YOUR INSTRUCTIONS:
Please write out the data that follows, word for word.

DATA TO EXAMINE:
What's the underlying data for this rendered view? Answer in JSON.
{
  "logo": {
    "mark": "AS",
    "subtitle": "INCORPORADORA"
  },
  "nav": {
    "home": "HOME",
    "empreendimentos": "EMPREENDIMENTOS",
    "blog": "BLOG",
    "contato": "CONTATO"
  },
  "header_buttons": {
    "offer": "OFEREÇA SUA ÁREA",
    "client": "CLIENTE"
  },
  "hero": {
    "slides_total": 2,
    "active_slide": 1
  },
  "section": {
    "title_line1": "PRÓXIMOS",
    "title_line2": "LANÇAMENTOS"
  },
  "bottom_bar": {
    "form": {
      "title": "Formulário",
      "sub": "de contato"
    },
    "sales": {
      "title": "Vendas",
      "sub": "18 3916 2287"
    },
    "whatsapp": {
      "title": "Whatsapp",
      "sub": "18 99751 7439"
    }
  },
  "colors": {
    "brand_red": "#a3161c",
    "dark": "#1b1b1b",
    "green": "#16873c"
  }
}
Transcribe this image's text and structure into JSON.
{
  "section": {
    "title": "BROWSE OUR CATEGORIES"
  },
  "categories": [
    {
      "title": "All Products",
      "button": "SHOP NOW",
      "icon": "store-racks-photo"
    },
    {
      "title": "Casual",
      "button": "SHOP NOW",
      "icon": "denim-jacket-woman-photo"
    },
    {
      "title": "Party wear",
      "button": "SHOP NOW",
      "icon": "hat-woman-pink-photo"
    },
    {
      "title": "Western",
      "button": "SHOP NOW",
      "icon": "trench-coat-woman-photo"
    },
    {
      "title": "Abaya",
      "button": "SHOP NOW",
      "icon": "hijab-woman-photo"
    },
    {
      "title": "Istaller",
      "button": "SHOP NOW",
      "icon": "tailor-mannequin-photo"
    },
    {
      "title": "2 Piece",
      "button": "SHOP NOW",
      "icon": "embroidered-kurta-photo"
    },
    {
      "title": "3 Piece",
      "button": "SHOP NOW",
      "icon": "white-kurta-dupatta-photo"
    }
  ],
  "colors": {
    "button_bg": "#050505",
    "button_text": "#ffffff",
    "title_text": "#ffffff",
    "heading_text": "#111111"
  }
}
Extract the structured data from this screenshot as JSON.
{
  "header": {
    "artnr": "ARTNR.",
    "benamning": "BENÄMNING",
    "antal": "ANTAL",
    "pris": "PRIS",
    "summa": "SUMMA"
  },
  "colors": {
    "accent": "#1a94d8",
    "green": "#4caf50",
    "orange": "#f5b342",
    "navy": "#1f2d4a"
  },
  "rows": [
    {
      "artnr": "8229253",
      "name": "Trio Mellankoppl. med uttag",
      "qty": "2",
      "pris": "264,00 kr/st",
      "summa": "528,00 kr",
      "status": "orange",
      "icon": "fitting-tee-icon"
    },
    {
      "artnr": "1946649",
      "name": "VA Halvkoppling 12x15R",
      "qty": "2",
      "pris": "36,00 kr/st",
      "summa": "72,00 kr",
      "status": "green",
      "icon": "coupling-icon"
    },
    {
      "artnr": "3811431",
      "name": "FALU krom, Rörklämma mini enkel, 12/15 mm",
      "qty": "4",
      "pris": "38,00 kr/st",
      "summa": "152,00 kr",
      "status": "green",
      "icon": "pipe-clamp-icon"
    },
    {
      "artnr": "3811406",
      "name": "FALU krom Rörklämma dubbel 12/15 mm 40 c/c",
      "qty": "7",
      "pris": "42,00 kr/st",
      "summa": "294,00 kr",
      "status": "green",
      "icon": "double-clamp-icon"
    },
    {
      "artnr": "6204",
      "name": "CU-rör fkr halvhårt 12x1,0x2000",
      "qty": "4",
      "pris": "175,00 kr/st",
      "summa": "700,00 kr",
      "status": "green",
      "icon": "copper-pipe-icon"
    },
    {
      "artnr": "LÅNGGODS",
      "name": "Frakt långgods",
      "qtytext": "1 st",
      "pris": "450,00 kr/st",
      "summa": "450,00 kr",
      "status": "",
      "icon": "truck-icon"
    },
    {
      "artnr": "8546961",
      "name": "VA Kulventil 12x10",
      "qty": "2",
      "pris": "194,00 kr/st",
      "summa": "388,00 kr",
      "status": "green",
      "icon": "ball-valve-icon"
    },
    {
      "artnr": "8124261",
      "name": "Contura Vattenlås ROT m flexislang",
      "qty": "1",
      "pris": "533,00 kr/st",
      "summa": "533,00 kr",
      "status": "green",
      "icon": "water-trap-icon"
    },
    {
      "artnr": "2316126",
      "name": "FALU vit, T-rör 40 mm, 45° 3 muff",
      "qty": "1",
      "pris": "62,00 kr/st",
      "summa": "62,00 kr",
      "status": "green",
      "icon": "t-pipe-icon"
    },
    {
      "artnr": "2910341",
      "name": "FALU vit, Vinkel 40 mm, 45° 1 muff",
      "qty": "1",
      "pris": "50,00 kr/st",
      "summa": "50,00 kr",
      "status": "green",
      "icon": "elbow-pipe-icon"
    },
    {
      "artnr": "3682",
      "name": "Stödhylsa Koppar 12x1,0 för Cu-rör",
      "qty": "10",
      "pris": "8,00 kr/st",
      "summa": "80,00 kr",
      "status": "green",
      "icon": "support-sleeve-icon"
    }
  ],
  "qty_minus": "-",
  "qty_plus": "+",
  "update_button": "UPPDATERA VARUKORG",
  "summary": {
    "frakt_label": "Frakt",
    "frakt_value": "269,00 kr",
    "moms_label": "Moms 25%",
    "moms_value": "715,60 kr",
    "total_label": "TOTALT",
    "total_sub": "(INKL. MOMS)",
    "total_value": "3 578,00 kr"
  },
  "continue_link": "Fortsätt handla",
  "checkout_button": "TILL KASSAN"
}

SOLUTION TO THE EXERCISE:
What's the underlying data for this rendered view? Answer in JSON.
{
  "logo": {
    "mark": "AS",
    "subtitle": "INCORPORADORA"
  },
  "nav": {
    "home": "HOME",
    "empreendimentos": "EMPREENDIMENTOS",
    "blog": "BLOG",
    "contato": "CONTATO"
  },
  "header_buttons": {
    "offer": "OFEREÇA SUA ÁREA",
    "client": "CLIENTE"
  },
  "hero": {
    "slides_total": 2,
    "active_slide": 1
  },
  "section": {
    "title_line1": "PRÓXIMOS",
    "title_line2": "LANÇAMENTOS"
  },
  "bottom_bar": {
    "form": {
      "title": "Formulário",
      "sub": "de contato"
    },
    "sales": {
      "title": "Vendas",
      "sub": "18 3916 2287"
    },
    "whatsapp": {
      "title": "Whatsapp",
      "sub": "18 99751 7439"
    }
  },
  "colors": {
    "brand_red": "#a3161c",
    "dark": "#1b1b1b",
    "green": "#16873c"
  }
}
Transcribe this image's text and structure into JSON.
{
  "section": {
    "title": "BROWSE OUR CATEGORIES"
  },
  "categories": [
    {
      "title": "All Products",
      "button": "SHOP NOW",
      "icon": "store-racks-photo"
    },
    {
      "title": "Casual",
      "button": "SHOP NOW",
      "icon": "denim-jacket-woman-photo"
    },
    {
      "title": "Party wear",
      "button": "SHOP NOW",
      "icon": "hat-woman-pink-photo"
    },
    {
      "title": "Western",
      "button": "SHOP NOW",
      "icon": "trench-coat-woman-photo"
    },
    {
      "title": "Abaya",
      "button": "SHOP NOW",
      "icon": "hijab-woman-photo"
    },
    {
      "title": "Istaller",
      "button": "SHOP NOW",
      "icon": "tailor-mannequin-photo"
    },
    {
      "title": "2 Piece",
      "button": "SHOP NOW",
      "icon": "embroidered-kurta-photo"
    },
    {
      "title": "3 Piece",
      "button": "SHOP NOW",
      "icon": "white-kurta-dupatta-photo"
    }
  ],
  "colors": {
    "button_bg": "#050505",
    "button_text": "#ffffff",
    "title_text": "#ffffff",
    "heading_text": "#111111"
  }
}
Extract the structured data from this screenshot as JSON.
{
  "header": {
    "artnr": "ARTNR.",
    "benamning": "BENÄMNING",
    "antal": "ANTAL",
    "pris": "PRIS",
    "summa": "SUMMA"
  },
  "colors": {
    "accent": "#1a94d8",
    "green": "#4caf50",
    "orange": "#f5b342",
    "navy": "#1f2d4a"
  },
  "rows": [
    {
      "artnr": "8229253",
      "name": "Trio Mellankoppl. med uttag",
      "qty": "2",
      "pris": "264,00 kr/st",
      "summa": "528,00 kr",
      "status": "orange",
      "icon": "fitting-tee-icon"
    },
    {
      "artnr": "1946649",
      "name": "VA Halvkoppling 12x15R",
      "qty": "2",
      "pris": "36,00 kr/st",
      "summa": "72,00 kr",
      "status": "green",
      "icon": "coupling-icon"
    },
    {
      "artnr": "3811431",
      "name": "FALU krom, Rörklämma mini enkel, 12/15 mm",
      "qty": "4",
      "pris": "38,00 kr/st",
      "summa": "152,00 kr",
      "status": "green",
      "icon": "pipe-clamp-icon"
    },
    {
      "artnr": "3811406",
      "name": "FALU krom Rörklämma dubbel 12/15 mm 40 c/c",
      "qty": "7",
      "pris": "42,00 kr/st",
      "summa": "294,00 kr",
      "status": "green",
      "icon": "double-clamp-icon"
    },
    {
      "artnr": "6204",
      "name": "CU-rör fkr halvhårt 12x1,0x2000",
      "qty": "4",
      "pris": "175,00 kr/st",
      "summa": "700,00 kr",
      "status": "green",
      "icon": "copper-pipe-icon"
    },
    {
      "artnr": "LÅNGGODS",
      "name": "Frakt långgods",
      "qtytext": "1 st",
      "pris": "450,00 kr/st",
      "summa": "450,00 kr",
      "status": "",
      "icon": "truck-icon"
    },
    {
      "artnr": "8546961",
      "name": "VA Kulventil 12x10",
      "qty": "2",
      "pris": "194,00 kr/st",
      "summa": "388,00 kr",
      "status": "green",
      "icon": "ball-valve-icon"
    },
    {
      "artnr": "8124261",
      "name": "Contura Vattenlås ROT m flexislang",
      "qty": "1",
      "pris": "533,00 kr/st",
      "summa": "533,00 kr",
      "status": "green",
      "icon": "water-trap-icon"
    },
    {
      "artnr": "2316126",
      "name": "FALU vit, T-rör 40 mm, 45° 3 muff",
      "qty": "1",
      "pris": "62,00 kr/st",
      "summa": "62,00 kr",
      "status": "green",
      "icon": "t-pipe-icon"
    },
    {
      "artnr": "2910341",
      "name": "FALU vit, Vinkel 40 mm, 45° 1 muff",
      "qty": "1",
      "pris": "50,00 kr/st",
      "summa": "50,00 kr",
      "status": "green",
      "icon": "elbow-pipe-icon"
    },
    {
      "artnr": "3682",
      "name": "Stödhylsa Koppar 12x1,0 för Cu-rör",
      "qty": "10",
      "pris": "8,00 kr/st",
      "summa": "80,00 kr",
      "status": "green",
      "icon": "support-sleeve-icon"
    }
  ],
  "qty_minus": "-",
  "qty_plus": "+",
  "update_button": "UPPDATERA VARUKORG",
  "summary": {
    "frakt_label": "Frakt",
    "frakt_value": "269,00 kr",
    "moms_label": "Moms 25%",
    "moms_value": "715,60 kr",
    "total_label": "TOTALT",
    "total_sub": "(INKL. MOMS)",
    "total_value": "3 578,00 kr"
  },
  "continue_link": "Fortsätt handla",
  "checkout_button": "TILL KASSAN"
}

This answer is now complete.